- 4Jul 25, '12 by alibeeQuote from RN In FLSo students shouldn't try in nursing school? They shouldn't be proud of putting in the work and getting good grades in a difficult program? That "nursing school highest gpa crap" actually does matter in a lot of places, thank you very much - here in Philadelphia, even with your BSN, most of the hospitals will toss your resume as a new grad if you didn't pull over a 3.5.Why do you new grads think 4.0 GPA's will get you jobs?????? All that competitiveness dosen't really matter huh? I am not being mean, but nursing schools which have all these great expectations of making it so difficult to get in, and making one think they are smarter than everybody else, to have that 4.0 to get in, then to get your bubble popped when you can't land a job after graduating. Seems your A's are no better than the C's. Just hang in there, and get off that nursing school highest gpa crap of "who's the smartest always win" mentality. Welcome to the real world.....most employers do not care about your GPA
Having a high GPA doesn't mean that you think you're smarter than anybody else.

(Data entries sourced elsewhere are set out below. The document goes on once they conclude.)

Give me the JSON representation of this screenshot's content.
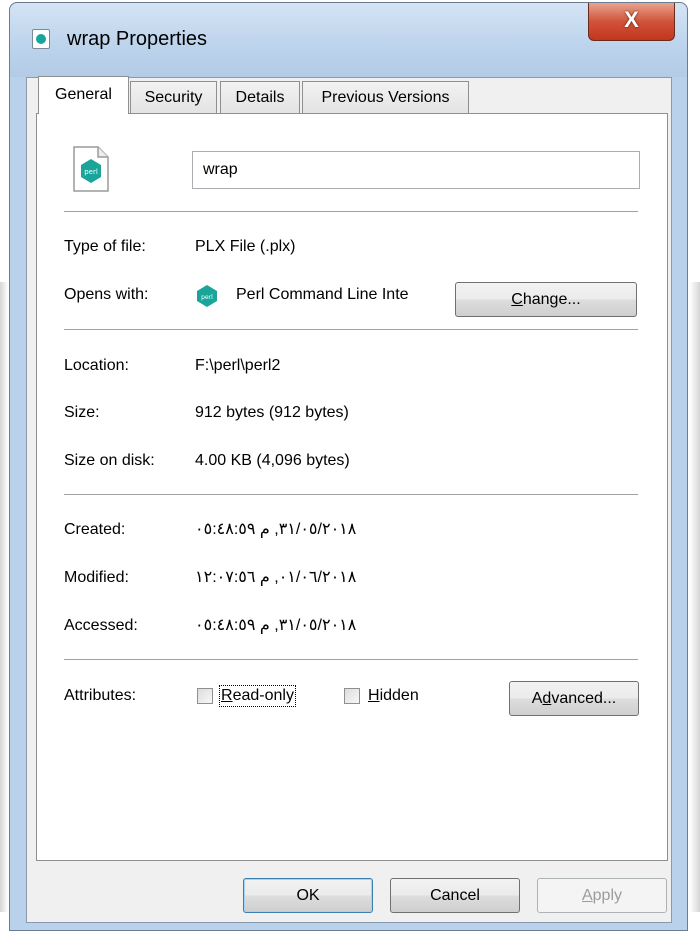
{
  "window": {
    "title": "wrap Properties",
    "close_label": "X"
  },
  "tabs": [
    {
      "label": "General"
    },
    {
      "label": "Security"
    },
    {
      "label": "Details"
    },
    {
      "label": "Previous Versions"
    }
  ],
  "file": {
    "name": "wrap",
    "type_label": "Type of file:",
    "type_value": "PLX File (.plx)",
    "opens_label": "Opens with:",
    "opens_value": "Perl Command Line Inte",
    "change_button": {
      "pre": "",
      "accel": "C",
      "post": "hange..."
    },
    "location_label": "Location:",
    "location_value": "F:\\perl\\perl2",
    "size_label": "Size:",
    "size_value": "912 bytes (912 bytes)",
    "size_disk_label": "Size on disk:",
    "size_disk_value": "4.00 KB (4,096 bytes)",
    "created_label": "Created:",
    "created_value": "٣١/٠٥/٢٠١٨, م ٠٥:٤٨:٥٩",
    "modified_label": "Modified:",
    "modified_value": "٠١/٠٦/٢٠١٨, م ١٢:٠٧:٥٦",
    "accessed_label": "Accessed:",
    "accessed_value": "٣١/٠٥/٢٠١٨, م ٠٥:٤٨:٥٩"
  },
  "attributes": {
    "label": "Attributes:",
    "readonly": {
      "accel": "R",
      "post": "ead-only",
      "checked": false
    },
    "hidden": {
      "accel": "H",
      "post": "idden",
      "checked": false
    },
    "advanced_button": {
      "pre": "A",
      "accel": "d",
      "post": "vanced..."
    }
  },
  "footer": {
    "ok": "OK",
    "cancel": "Cancel",
    "apply": {
      "accel": "A",
      "post": "pply"
    }
  },
  "colors": {
    "accent": "#1aa59a",
    "close": "#c3361e",
    "title_bar": "#bcd3ec"
  },
  "icons": [
    "perl-file-icon",
    "perl-app-icon",
    "close-icon"
  ]
}
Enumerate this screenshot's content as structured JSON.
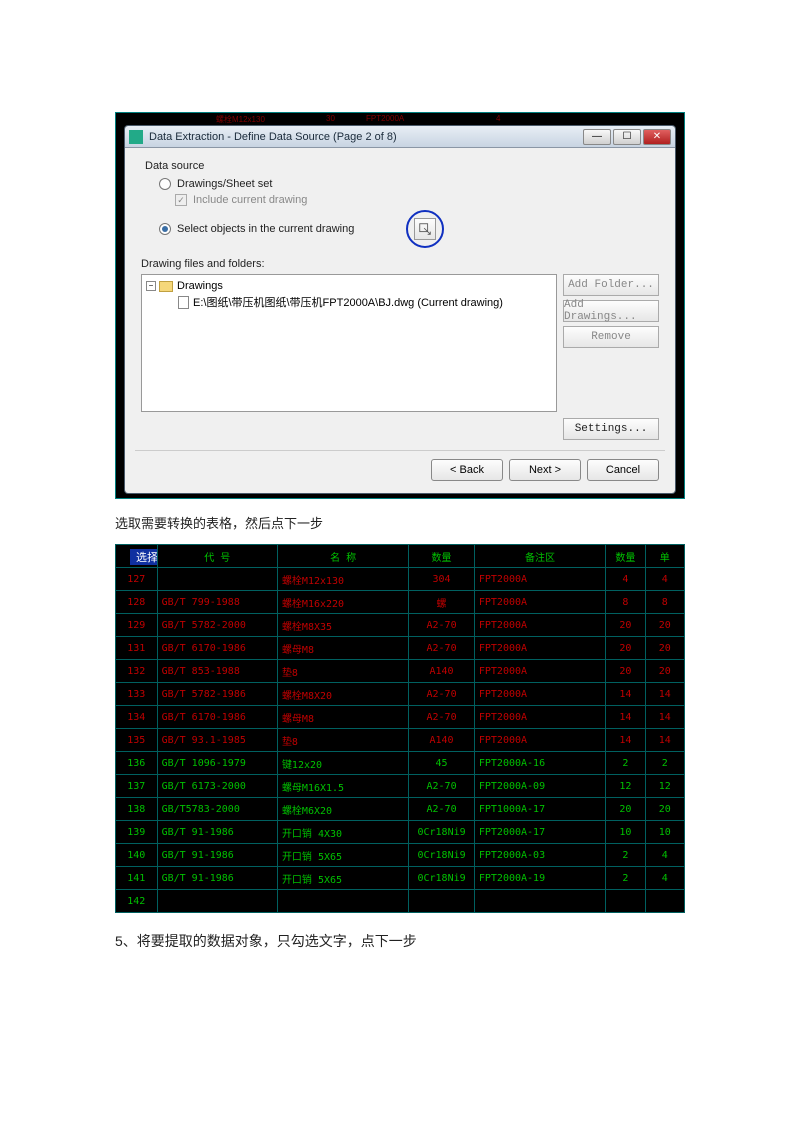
{
  "dialog": {
    "title": "Data Extraction - Define Data Source (Page 2 of 8)",
    "section_data_source": "Data source",
    "radio_drawings": "Drawings/Sheet set",
    "check_include": "Include current drawing",
    "radio_select_objects": "Select objects in the current drawing",
    "files_label": "Drawing files and folders:",
    "tree_root": "Drawings",
    "tree_file": "E:\\图纸\\带压机图纸\\带压机FPT2000A\\BJ.dwg (Current drawing)",
    "btn_add_folder": "Add Folder...",
    "btn_add_drawings": "Add Drawings...",
    "btn_remove": "Remove",
    "btn_settings": "Settings...",
    "btn_back": "< Back",
    "btn_next": "Next >",
    "btn_cancel": "Cancel"
  },
  "caption1": "选取需要转换的表格，然后点下一步",
  "cad_prompt": "选择对象:",
  "cad_cols": [
    "代 号",
    "名 称",
    "数量",
    "备注区",
    "数量",
    "单"
  ],
  "cad_rows": [
    {
      "c": "red",
      "n": "127",
      "gb": "",
      "name": "螺栓M12x130",
      "q": "304",
      "rem": "FPT2000A",
      "a": "4",
      "b": "4"
    },
    {
      "c": "red",
      "n": "128",
      "gb": "GB/T 799-1988",
      "name": "螺栓M16x220",
      "q": "螺",
      "rem": "FPT2000A",
      "a": "8",
      "b": "8"
    },
    {
      "c": "red",
      "n": "129",
      "gb": "GB/T 5782-2000",
      "name": "螺栓M8X35",
      "q": "A2-70",
      "rem": "FPT2000A",
      "a": "20",
      "b": "20"
    },
    {
      "c": "red",
      "n": "131",
      "gb": "GB/T 6170-1986",
      "name": "螺母M8",
      "q": "A2-70",
      "rem": "FPT2000A",
      "a": "20",
      "b": "20"
    },
    {
      "c": "red",
      "n": "132",
      "gb": "GB/T 853-1988",
      "name": "垫8",
      "q": "A140",
      "rem": "FPT2000A",
      "a": "20",
      "b": "20"
    },
    {
      "c": "red",
      "n": "133",
      "gb": "GB/T 5782-1986",
      "name": "螺栓M8X20",
      "q": "A2-70",
      "rem": "FPT2000A",
      "a": "14",
      "b": "14"
    },
    {
      "c": "red",
      "n": "134",
      "gb": "GB/T 6170-1986",
      "name": "螺母M8",
      "q": "A2-70",
      "rem": "FPT2000A",
      "a": "14",
      "b": "14"
    },
    {
      "c": "red",
      "n": "135",
      "gb": "GB/T 93.1-1985",
      "name": "垫8",
      "q": "A140",
      "rem": "FPT2000A",
      "a": "14",
      "b": "14"
    },
    {
      "c": "green",
      "n": "136",
      "gb": "GB/T 1096-1979",
      "name": "键12x20",
      "q": "45",
      "rem": "FPT2000A-16",
      "a": "2",
      "b": "2"
    },
    {
      "c": "green",
      "n": "137",
      "gb": "GB/T 6173-2000",
      "name": "螺母M16X1.5",
      "q": "A2-70",
      "rem": "FPT2000A-09",
      "a": "12",
      "b": "12"
    },
    {
      "c": "green",
      "n": "138",
      "gb": "GB/T5783-2000",
      "name": "螺栓M6X20",
      "q": "A2-70",
      "rem": "FPT1000A-17",
      "a": "20",
      "b": "20"
    },
    {
      "c": "green",
      "n": "139",
      "gb": "GB/T 91-1986",
      "name": "开口销 4X30",
      "q": "0Cr18Ni9",
      "rem": "FPT2000A-17",
      "a": "10",
      "b": "10"
    },
    {
      "c": "green",
      "n": "140",
      "gb": "GB/T 91-1986",
      "name": "开口销 5X65",
      "q": "0Cr18Ni9",
      "rem": "FPT2000A-03",
      "a": "2",
      "b": "4"
    },
    {
      "c": "green",
      "n": "141",
      "gb": "GB/T 91-1986",
      "name": "开口销 5X65",
      "q": "0Cr18Ni9",
      "rem": "FPT2000A-19",
      "a": "2",
      "b": "4"
    },
    {
      "c": "green",
      "n": "142",
      "gb": "",
      "name": "",
      "q": "",
      "rem": "",
      "a": "",
      "b": ""
    }
  ],
  "step5": "5、将要提取的数据对象，只勾选文字，点下一步"
}
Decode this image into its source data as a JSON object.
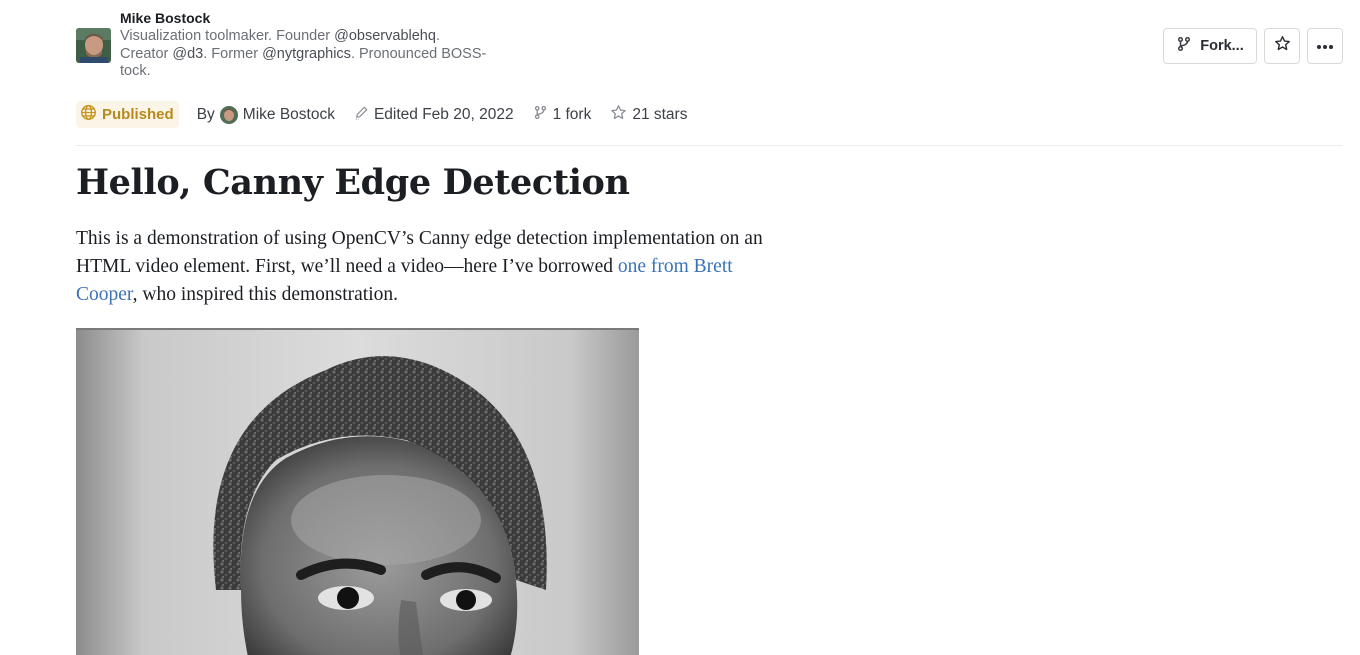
{
  "author": {
    "name": "Mike Bostock",
    "bio": {
      "part1": "Visualization toolmaker. Founder ",
      "handle1": "@observablehq",
      "part2": ". Creator ",
      "handle2": "@d3",
      "part3": ". Former ",
      "handle3": "@nytgraphics",
      "part4": ". Pronounced BOSS-tock."
    }
  },
  "actions": {
    "fork_label": "Fork...",
    "star_icon": "star-icon",
    "more_icon": "more-horizontal-icon"
  },
  "meta": {
    "status": "Published",
    "by_label": "By",
    "by_name": "Mike Bostock",
    "edited": "Edited Feb 20, 2022",
    "forks": "1 fork",
    "stars": "21 stars"
  },
  "notebook": {
    "title": "Hello, Canny Edge Detection",
    "intro": {
      "text1": "This is a demonstration of using OpenCV’s Canny edge detection implementation on an HTML video element. First, we’ll need a video—here I’ve borrowed ",
      "link": "one from Brett Cooper",
      "text2": ", who inspired this demonstration."
    }
  },
  "colors": {
    "accent_link": "#3b72b8",
    "published_badge_bg": "#fbf5e7",
    "published_badge_text": "#b88a1c"
  }
}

It doesn't mean that you're going to start on a floor and cowboy it up because you think you're "that darn good." It means that you put a hell of a lot of effort into getting through your nursing program and you were fortunate enough to have it reflect in your grades. Your condescending reply contributed precisely zero to the OP's post, very nice.
fposey - I don't know the market in Georgia, but it seems like a lot of ADNs/Diplomas are having difficulty in areas where hospitals are shooting for Magnet status (thus drawing them to BSN candidates, if they even hire new grads). I'd enroll in a BSN program online if you can, and then put on your resume that you're in the program and your estimated completion date.
Also, if relocation is an option for you, there are places that are hiring new grads pretty frequently. North Dakota and Colorado are two I've heard about, but if relocation is viable for you, it might not hurt to put your resume up on Monster and see what bites you can get. Best of luck to you.
- 0Jul 25, '12 by michelle.whiteI am a new grad too and the job market doesn't help matters much. You just have to go out there and pound the pavement. I literally googled any kind of healthcare around where I live and took my resume to them. I did this for about 10 days straight and today it payed off!! I got a full time job as a hospice nurse, which is what I have always wanted to do . Happy day in this house hold---and it will be for you too soon, just gotta keep your head up!
- 0Jul 25, '12 by Britrn04Quote from RN In FLI am certain most people know that a high GPA does not automatically get you a job. A high GPA in school certainly helps an RN get into a decent BSN program or a competitive MSN program. GPA matters when the RN aspires for advancement. Congrats on the 3.7 fposey and keep trying. GOOD LUCK!!Why do you new grads think 4.0 GPA's will get you jobs?????? All that competitiveness dosen't really matter huh? I am not being mean, but nursing schools which have all these great expectations of making it so difficult to get in, and making one think they are smarter than everybody else, to have that 4.0 to get in, then to get your bubble popped when you can't land a job after graduating. Seems your A's are no better than the C's. Just hang in there, and get off that nursing school highest gpa crap of "who's the smartest always win" mentality. Welcome to the real world.....most employers do not care about your GPA